→ **ABOUT THIS EXERCISE**
Line count for "likes": give the number of lines in the records below that hold it, and nothing else.

※

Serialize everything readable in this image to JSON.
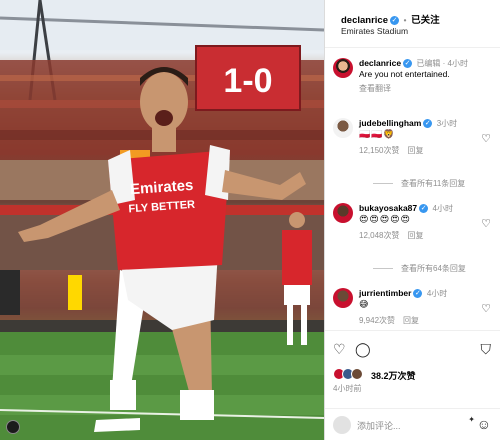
{
  "post": {
    "username": "declanrice",
    "follow_label": "已关注",
    "location": "Emirates Stadium"
  },
  "photo": {
    "scoreboard": "1-0",
    "shirt_sponsor": "Emirates FLY BETTER"
  },
  "comments": [
    {
      "username": "declanrice",
      "meta": "已编辑 · 4小时",
      "text": "Are you not entertained.",
      "translate": "查看翻译",
      "verified": true
    },
    {
      "username": "judebellingham",
      "meta": "3小时",
      "emoji": "🇵🇱🇵🇱🦁",
      "likes": "12,150次赞",
      "reply": "回复",
      "more": "查看所有11条回复",
      "verified": true
    },
    {
      "username": "bukayosaka87",
      "meta": "4小时",
      "emoji": "😍😍😍😍😍",
      "likes": "12,048次赞",
      "reply": "回复",
      "more": "查看所有64条回复",
      "verified": true
    },
    {
      "username": "jurrientimber",
      "meta": "4小时",
      "emoji": "😅",
      "likes": "9,942次赞",
      "reply": "回复",
      "verified": true
    }
  ],
  "actions": {
    "likes": "38.2万次赞",
    "time_ago": "4小时前"
  },
  "add_comment": {
    "placeholder": "添加评论..."
  }
}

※

→ **RESPONSE TO THE TASK**
4